EXERCISE PROMPT: The answer must consist of every line in the records that contains the word "JSON".

MATERIAL PROVIDED:

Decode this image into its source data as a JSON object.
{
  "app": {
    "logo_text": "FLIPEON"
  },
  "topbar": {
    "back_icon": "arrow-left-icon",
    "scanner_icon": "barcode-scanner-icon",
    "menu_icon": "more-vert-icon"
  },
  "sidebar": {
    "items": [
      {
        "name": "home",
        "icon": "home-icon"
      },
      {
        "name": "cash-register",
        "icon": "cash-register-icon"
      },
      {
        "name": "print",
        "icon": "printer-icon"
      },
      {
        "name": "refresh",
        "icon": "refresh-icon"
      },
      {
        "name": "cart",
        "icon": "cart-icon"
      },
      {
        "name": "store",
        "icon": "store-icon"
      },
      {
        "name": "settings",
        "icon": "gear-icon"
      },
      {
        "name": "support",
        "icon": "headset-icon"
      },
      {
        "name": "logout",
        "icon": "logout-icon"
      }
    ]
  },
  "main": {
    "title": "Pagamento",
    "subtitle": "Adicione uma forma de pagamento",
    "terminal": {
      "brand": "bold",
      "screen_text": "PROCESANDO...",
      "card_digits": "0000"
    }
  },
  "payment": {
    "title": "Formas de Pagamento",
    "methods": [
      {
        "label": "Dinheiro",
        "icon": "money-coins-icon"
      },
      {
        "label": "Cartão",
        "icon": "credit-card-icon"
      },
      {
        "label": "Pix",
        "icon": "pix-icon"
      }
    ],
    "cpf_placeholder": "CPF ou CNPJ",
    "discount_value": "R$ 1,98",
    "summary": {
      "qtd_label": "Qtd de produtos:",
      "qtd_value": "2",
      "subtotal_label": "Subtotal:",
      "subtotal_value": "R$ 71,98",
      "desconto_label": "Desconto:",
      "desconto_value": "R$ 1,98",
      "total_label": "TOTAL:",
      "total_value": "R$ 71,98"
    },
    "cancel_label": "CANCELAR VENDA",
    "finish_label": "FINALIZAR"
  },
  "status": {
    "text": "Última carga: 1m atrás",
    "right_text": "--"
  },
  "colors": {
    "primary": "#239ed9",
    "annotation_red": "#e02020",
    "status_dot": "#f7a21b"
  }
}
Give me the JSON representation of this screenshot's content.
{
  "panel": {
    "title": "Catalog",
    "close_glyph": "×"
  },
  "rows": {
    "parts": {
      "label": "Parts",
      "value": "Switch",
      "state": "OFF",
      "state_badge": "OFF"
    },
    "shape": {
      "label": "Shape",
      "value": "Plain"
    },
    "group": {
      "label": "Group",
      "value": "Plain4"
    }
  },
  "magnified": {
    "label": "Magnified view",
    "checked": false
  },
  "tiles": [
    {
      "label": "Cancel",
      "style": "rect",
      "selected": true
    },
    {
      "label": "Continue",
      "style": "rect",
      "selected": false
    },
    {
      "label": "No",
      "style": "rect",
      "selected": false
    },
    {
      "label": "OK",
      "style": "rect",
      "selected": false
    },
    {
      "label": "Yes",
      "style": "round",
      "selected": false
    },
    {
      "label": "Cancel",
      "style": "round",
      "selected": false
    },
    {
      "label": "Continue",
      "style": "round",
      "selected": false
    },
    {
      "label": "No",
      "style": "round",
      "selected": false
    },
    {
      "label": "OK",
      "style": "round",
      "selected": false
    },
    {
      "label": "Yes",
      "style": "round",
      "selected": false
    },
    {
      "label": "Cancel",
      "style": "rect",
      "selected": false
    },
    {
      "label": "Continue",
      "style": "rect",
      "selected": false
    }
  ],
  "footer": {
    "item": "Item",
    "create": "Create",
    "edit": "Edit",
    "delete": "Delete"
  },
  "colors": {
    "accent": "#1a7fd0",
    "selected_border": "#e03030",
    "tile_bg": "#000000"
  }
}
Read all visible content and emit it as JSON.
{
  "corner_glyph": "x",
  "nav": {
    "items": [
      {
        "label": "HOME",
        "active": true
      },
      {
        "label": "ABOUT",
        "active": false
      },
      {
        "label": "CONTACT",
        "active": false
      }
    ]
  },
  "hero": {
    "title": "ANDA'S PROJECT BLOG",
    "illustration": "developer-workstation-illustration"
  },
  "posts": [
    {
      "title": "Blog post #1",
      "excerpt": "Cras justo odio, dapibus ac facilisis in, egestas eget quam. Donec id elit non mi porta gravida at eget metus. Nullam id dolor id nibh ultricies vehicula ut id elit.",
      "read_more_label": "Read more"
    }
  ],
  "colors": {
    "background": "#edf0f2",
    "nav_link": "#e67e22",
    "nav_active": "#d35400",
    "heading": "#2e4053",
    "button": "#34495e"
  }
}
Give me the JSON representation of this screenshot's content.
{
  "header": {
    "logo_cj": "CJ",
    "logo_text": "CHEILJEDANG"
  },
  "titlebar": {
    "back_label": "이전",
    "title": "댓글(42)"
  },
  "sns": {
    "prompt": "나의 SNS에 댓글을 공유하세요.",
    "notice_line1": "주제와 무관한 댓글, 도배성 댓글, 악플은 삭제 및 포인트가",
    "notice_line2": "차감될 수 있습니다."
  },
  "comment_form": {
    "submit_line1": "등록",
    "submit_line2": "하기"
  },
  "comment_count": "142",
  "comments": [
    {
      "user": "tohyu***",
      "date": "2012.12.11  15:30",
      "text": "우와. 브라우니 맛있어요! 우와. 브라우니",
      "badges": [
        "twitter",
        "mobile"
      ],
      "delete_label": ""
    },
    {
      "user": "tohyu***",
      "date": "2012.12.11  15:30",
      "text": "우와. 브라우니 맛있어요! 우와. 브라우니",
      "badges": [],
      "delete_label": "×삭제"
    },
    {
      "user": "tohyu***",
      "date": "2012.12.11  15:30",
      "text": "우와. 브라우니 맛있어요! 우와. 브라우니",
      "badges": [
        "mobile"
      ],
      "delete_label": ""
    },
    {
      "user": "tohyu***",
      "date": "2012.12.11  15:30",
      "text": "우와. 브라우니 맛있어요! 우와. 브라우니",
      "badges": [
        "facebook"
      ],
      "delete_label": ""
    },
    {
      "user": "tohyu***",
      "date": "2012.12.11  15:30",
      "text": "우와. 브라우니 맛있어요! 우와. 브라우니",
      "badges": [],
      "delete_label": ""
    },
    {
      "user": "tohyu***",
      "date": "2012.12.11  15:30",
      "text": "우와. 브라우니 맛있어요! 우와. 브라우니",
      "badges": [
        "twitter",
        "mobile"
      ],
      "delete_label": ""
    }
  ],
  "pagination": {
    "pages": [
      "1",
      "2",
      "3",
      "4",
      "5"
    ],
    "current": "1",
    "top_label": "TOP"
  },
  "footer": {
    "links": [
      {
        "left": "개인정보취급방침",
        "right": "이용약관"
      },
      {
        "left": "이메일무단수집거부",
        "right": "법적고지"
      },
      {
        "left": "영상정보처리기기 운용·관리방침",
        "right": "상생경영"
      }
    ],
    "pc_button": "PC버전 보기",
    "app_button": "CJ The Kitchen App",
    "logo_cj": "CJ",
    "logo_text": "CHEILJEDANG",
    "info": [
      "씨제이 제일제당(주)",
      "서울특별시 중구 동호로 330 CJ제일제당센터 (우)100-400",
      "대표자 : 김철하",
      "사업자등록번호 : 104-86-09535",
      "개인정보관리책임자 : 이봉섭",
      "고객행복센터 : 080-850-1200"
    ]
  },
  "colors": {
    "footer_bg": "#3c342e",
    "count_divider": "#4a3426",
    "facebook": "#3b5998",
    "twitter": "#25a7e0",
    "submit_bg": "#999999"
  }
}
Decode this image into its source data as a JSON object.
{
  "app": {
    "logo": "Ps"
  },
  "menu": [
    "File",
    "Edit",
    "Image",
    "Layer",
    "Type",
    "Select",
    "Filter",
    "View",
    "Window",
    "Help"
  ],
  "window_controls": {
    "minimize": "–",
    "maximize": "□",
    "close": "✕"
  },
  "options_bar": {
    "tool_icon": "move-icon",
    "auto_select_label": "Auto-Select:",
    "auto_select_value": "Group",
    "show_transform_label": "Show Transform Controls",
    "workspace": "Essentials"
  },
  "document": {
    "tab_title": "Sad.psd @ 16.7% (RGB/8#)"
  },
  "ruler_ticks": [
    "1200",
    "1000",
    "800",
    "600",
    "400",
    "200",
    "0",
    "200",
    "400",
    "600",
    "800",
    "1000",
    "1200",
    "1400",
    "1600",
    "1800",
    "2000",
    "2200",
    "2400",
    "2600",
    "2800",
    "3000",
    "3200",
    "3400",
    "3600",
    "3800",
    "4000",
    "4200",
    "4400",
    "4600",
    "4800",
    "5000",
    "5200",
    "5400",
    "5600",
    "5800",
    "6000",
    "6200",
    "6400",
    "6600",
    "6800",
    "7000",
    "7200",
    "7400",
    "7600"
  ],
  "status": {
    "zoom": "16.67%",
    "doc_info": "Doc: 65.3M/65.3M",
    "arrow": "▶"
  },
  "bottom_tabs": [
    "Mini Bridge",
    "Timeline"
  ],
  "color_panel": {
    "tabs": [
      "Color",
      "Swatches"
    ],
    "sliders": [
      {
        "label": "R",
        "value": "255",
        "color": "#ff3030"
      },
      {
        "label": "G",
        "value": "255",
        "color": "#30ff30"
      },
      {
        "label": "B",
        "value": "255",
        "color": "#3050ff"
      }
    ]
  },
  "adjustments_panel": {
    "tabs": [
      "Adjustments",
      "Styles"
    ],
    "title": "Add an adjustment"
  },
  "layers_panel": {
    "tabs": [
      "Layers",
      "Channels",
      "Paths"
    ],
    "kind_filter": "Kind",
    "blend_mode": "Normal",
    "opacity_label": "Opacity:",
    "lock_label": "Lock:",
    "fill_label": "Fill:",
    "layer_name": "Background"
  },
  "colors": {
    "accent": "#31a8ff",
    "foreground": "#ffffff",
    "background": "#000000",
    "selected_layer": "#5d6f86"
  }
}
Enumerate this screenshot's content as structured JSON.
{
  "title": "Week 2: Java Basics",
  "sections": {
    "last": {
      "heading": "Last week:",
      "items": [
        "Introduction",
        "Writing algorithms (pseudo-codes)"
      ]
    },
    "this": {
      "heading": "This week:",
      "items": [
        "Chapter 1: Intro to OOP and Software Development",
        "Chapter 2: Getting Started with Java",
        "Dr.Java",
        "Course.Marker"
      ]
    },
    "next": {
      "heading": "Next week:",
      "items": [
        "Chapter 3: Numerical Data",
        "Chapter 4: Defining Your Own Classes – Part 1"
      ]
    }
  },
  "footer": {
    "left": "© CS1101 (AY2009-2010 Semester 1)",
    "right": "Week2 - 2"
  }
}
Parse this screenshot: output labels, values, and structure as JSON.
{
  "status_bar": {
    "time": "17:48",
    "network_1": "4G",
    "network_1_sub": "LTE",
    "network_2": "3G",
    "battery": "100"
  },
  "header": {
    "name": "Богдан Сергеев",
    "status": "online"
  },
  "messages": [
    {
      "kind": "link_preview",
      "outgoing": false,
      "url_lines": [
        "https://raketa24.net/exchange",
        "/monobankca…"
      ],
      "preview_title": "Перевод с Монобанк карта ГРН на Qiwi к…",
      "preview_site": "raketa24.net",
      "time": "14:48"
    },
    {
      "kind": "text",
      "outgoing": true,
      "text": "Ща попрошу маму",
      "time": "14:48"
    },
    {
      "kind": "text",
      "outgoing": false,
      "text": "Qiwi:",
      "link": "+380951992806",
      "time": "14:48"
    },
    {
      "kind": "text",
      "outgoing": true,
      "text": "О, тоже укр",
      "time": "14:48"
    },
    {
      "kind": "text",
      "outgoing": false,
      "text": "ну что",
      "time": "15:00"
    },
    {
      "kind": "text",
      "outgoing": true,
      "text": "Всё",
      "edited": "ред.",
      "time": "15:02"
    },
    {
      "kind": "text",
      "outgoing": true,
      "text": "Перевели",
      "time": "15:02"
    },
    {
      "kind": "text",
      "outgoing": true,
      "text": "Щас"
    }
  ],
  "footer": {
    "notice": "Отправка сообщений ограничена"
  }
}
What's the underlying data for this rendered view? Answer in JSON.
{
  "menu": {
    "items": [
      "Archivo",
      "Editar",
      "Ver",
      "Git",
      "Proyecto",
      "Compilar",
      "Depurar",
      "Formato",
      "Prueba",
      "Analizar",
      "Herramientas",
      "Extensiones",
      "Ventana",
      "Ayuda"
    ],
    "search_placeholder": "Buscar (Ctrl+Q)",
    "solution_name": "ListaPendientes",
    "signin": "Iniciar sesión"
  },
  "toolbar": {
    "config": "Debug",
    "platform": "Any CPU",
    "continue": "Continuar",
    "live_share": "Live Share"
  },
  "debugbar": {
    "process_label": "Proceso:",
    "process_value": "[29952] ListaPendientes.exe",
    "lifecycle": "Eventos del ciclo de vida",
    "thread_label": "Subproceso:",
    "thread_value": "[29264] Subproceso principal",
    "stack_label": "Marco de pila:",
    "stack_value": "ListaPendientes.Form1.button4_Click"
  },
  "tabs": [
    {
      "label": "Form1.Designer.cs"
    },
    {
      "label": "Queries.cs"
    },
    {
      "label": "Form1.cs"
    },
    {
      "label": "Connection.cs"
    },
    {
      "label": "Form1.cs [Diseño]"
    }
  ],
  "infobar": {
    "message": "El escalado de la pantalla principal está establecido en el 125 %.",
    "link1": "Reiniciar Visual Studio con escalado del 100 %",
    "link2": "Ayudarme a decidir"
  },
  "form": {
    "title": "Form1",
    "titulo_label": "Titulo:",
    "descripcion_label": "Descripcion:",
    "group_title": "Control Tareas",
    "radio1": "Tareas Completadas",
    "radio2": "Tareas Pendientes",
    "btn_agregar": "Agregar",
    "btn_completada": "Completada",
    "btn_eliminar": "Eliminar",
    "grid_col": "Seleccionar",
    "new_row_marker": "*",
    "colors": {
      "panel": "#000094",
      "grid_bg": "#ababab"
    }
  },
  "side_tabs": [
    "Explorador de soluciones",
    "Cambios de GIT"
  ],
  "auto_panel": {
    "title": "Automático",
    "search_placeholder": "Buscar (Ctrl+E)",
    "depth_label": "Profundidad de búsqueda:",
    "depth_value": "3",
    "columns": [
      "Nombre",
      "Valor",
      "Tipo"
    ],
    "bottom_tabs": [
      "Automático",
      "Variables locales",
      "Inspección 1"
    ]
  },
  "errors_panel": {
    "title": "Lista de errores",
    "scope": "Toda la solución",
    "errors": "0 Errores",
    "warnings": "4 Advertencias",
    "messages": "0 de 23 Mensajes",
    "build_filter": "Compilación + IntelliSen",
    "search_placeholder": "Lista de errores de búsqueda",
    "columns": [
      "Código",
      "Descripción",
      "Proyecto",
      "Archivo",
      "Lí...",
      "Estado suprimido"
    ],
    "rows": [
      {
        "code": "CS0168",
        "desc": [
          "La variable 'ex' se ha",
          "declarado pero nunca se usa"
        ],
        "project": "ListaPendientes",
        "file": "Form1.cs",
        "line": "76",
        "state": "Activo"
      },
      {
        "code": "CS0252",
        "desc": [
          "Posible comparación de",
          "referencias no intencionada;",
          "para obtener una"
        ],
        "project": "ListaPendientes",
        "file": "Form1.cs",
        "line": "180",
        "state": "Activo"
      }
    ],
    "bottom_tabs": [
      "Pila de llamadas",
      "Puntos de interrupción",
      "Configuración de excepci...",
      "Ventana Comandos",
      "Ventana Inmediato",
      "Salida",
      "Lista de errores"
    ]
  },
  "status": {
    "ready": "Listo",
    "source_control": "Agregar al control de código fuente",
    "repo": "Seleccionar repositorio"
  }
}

RESULT BELOW:
Decode this image into its source data as a JSON object.
Give me the JSON representation of this screenshot's content.
Read all visible content and emit it as JSON.
Give me the JSON representation of this screenshot's content.
Decode this image into its source data as a JSON object.
Enumerate this screenshot's content as structured JSON.
Parse this screenshot: output labels, values, and structure as JSON.
What's the underlying data for this rendered view? Answer in JSON.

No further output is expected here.